=== Work required ===
Without carrying over a single picture, write out the records below exactly.

*** Opening Records provided ***

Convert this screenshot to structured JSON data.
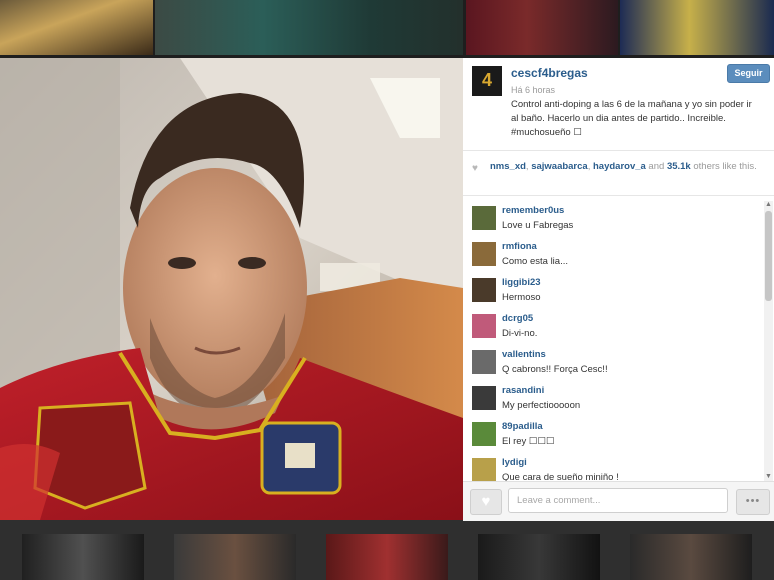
{
  "post": {
    "username": "cescf4bregas",
    "time": "Há 6 horas",
    "caption": "Control anti-doping a las 6 de la mañana y yo sin poder ir al baño. Hacerlo un dia antes de partido.. Increible. #muchosueño ☐",
    "follow_label": "Seguir",
    "avatar_glyph": "4"
  },
  "likes": {
    "users": [
      "nms_xd",
      "sajwaabarca",
      "haydarov_a"
    ],
    "sep1": ", ",
    "sep2": ", ",
    "and_text": " and ",
    "count": "35.1k",
    "suffix": " others like this."
  },
  "comments": [
    {
      "user": "remember0us",
      "text": "Love u Fabregas",
      "avatar_color": "#5a6a3a"
    },
    {
      "user": "rmfiona",
      "text": "Como esta lia...",
      "avatar_color": "#8a6a3a"
    },
    {
      "user": "liggibi23",
      "text": "Hermoso",
      "avatar_color": "#4a3a2a"
    },
    {
      "user": "dcrg05",
      "text": "Di-vi-no.",
      "avatar_color": "#c05a7a"
    },
    {
      "user": "vallentins",
      "text": "Q cabrons!! Força Cesc!!",
      "avatar_color": "#6a6a6a"
    },
    {
      "user": "rasandini",
      "text": "My perfectiooooon",
      "avatar_color": "#3a3a3a"
    },
    {
      "user": "89padilla",
      "text": "El rey ☐☐☐",
      "avatar_color": "#5a8a3a"
    },
    {
      "user": "lydigi",
      "text": "Que cara de sueño miniño !",
      "avatar_color": "#b8a04a"
    }
  ],
  "footer": {
    "comment_placeholder": "Leave a comment...",
    "more_label": "•••",
    "like_glyph": "♥"
  },
  "colors": {
    "link": "#2b5d8c",
    "follow_button": "#5b8dbd"
  }
}
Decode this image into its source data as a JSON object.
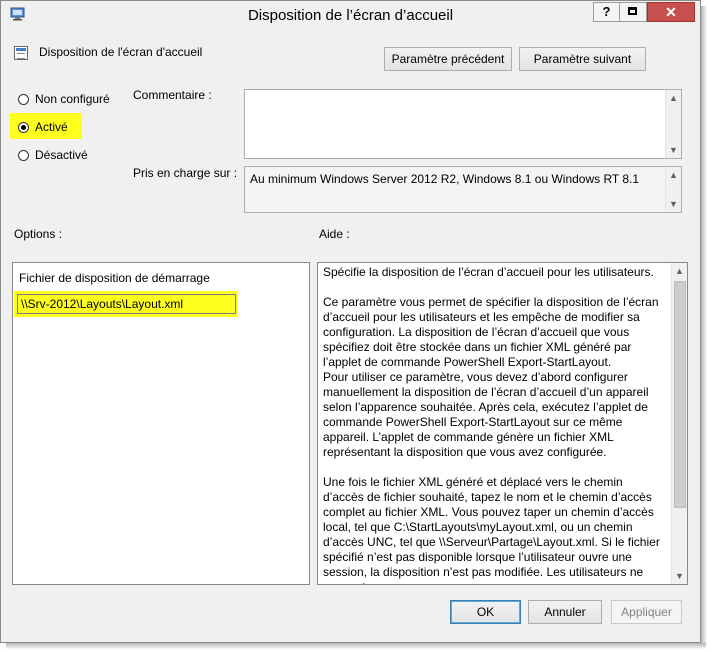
{
  "window": {
    "title": "Disposition de l’écran d’accueil",
    "help_glyph": "?",
    "close_glyph": "✕"
  },
  "header": {
    "policy_name": "Disposition de l'écran d'accueil",
    "prev_button": "Paramètre précédent",
    "next_button": "Paramètre suivant"
  },
  "state": {
    "options": [
      {
        "label": "Non configuré",
        "selected": false
      },
      {
        "label": "Activé",
        "selected": true
      },
      {
        "label": "Désactivé",
        "selected": false
      }
    ]
  },
  "fields": {
    "comment_label": "Commentaire :",
    "comment_value": "",
    "supported_label": "Pris en charge sur :",
    "supported_value": "Au minimum Windows Server 2012 R2, Windows 8.1 ou Windows RT 8.1"
  },
  "options_section": {
    "label": "Options :",
    "field_label": "Fichier de disposition de démarrage",
    "field_value": "\\\\Srv-2012\\Layouts\\Layout.xml"
  },
  "help_section": {
    "label": "Aide :",
    "paragraphs": [
      "Spécifie la disposition de l’écran d’accueil pour les utilisateurs.",
      "Ce paramètre vous permet de spécifier la disposition de l’écran d’accueil pour les utilisateurs et les empêche de modifier sa configuration. La disposition de l’écran d’accueil que vous spécifiez doit être stockée dans un fichier XML généré par l’applet de commande PowerShell Export-StartLayout.",
      "Pour utiliser ce paramètre, vous devez d’abord configurer manuellement la disposition de l’écran d’accueil d’un appareil selon l’apparence souhaitée. Après cela, exécutez l’applet de commande PowerShell Export-StartLayout sur ce même appareil. L’applet de commande génère un fichier XML représentant la disposition que vous avez configurée.",
      "Une fois le fichier XML généré et déplacé vers le chemin d’accès de fichier souhaité, tapez le nom et le chemin d’accès complet au fichier XML. Vous pouvez taper un chemin d’accès local, tel que C:\\StartLayouts\\myLayout.xml, ou un chemin d’accès UNC, tel que \\\\Serveur\\Partage\\Layout.xml. Si le fichier spécifié n’est pas disponible lorsque l’utilisateur ouvre une session, la disposition n’est pas modifiée. Les utilisateurs ne peuvent pas"
    ]
  },
  "footer": {
    "ok": "OK",
    "cancel": "Annuler",
    "apply": "Appliquer"
  },
  "colors": {
    "highlight": "#ffff1f",
    "close_button": "#c7504f",
    "window_bg": "#f0f0f0"
  }
}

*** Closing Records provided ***

=== Answer below ===
Convert this screenshot to structured JSON data.
{
  "post": {
    "username": "cescf4bregas",
    "time": "Há 6 horas",
    "caption": "Control anti-doping a las 6 de la mañana y yo sin poder ir al baño. Hacerlo un dia antes de partido.. Increible. #muchosueño ☐",
    "follow_label": "Seguir",
    "avatar_glyph": "4"
  },
  "likes": {
    "users": [
      "nms_xd",
      "sajwaabarca",
      "haydarov_a"
    ],
    "sep1": ", ",
    "sep2": ", ",
    "and_text": " and ",
    "count": "35.1k",
    "suffix": " others like this."
  },
  "comments": [
    {
      "user": "remember0us",
      "text": "Love u Fabregas",
      "avatar_color": "#5a6a3a"
    },
    {
      "user": "rmfiona",
      "text": "Como esta lia...",
      "avatar_color": "#8a6a3a"
    },
    {
      "user": "liggibi23",
      "text": "Hermoso",
      "avatar_color": "#4a3a2a"
    },
    {
      "user": "dcrg05",
      "text": "Di-vi-no.",
      "avatar_color": "#c05a7a"
    },
    {
      "user": "vallentins",
      "text": "Q cabrons!! Força Cesc!!",
      "avatar_color": "#6a6a6a"
    },
    {
      "user": "rasandini",
      "text": "My perfectiooooon",
      "avatar_color": "#3a3a3a"
    },
    {
      "user": "89padilla",
      "text": "El rey ☐☐☐",
      "avatar_color": "#5a8a3a"
    },
    {
      "user": "lydigi",
      "text": "Que cara de sueño miniño !",
      "avatar_color": "#b8a04a"
    }
  ],
  "footer": {
    "comment_placeholder": "Leave a comment...",
    "more_label": "•••",
    "like_glyph": "♥"
  },
  "colors": {
    "link": "#2b5d8c",
    "follow_button": "#5b8dbd"
  }
}
Decode this image into its source data as a JSON object.
{
  "window": {
    "title": "Disposition de l’écran d’accueil",
    "help_glyph": "?",
    "close_glyph": "✕"
  },
  "header": {
    "policy_name": "Disposition de l'écran d'accueil",
    "prev_button": "Paramètre précédent",
    "next_button": "Paramètre suivant"
  },
  "state": {
    "options": [
      {
        "label": "Non configuré",
        "selected": false
      },
      {
        "label": "Activé",
        "selected": true
      },
      {
        "label": "Désactivé",
        "selected": false
      }
    ]
  },
  "fields": {
    "comment_label": "Commentaire :",
    "comment_value": "",
    "supported_label": "Pris en charge sur :",
    "supported_value": "Au minimum Windows Server 2012 R2, Windows 8.1 ou Windows RT 8.1"
  },
  "options_section": {
    "label": "Options :",
    "field_label": "Fichier de disposition de démarrage",
    "field_value": "\\\\Srv-2012\\Layouts\\Layout.xml"
  },
  "help_section": {
    "label": "Aide :",
    "paragraphs": [
      "Spécifie la disposition de l’écran d’accueil pour les utilisateurs.",
      "Ce paramètre vous permet de spécifier la disposition de l’écran d’accueil pour les utilisateurs et les empêche de modifier sa configuration. La disposition de l’écran d’accueil que vous spécifiez doit être stockée dans un fichier XML généré par l’applet de commande PowerShell Export-StartLayout.",
      "Pour utiliser ce paramètre, vous devez d’abord configurer manuellement la disposition de l’écran d’accueil d’un appareil selon l’apparence souhaitée. Après cela, exécutez l’applet de commande PowerShell Export-StartLayout sur ce même appareil. L’applet de commande génère un fichier XML représentant la disposition que vous avez configurée.",
      "Une fois le fichier XML généré et déplacé vers le chemin d’accès de fichier souhaité, tapez le nom et le chemin d’accès complet au fichier XML. Vous pouvez taper un chemin d’accès local, tel que C:\\StartLayouts\\myLayout.xml, ou un chemin d’accès UNC, tel que \\\\Serveur\\Partage\\Layout.xml. Si le fichier spécifié n’est pas disponible lorsque l’utilisateur ouvre une session, la disposition n’est pas modifiée. Les utilisateurs ne peuvent pas"
    ]
  },
  "footer": {
    "ok": "OK",
    "cancel": "Annuler",
    "apply": "Appliquer"
  },
  "colors": {
    "highlight": "#ffff1f",
    "close_button": "#c7504f",
    "window_bg": "#f0f0f0"
  }
}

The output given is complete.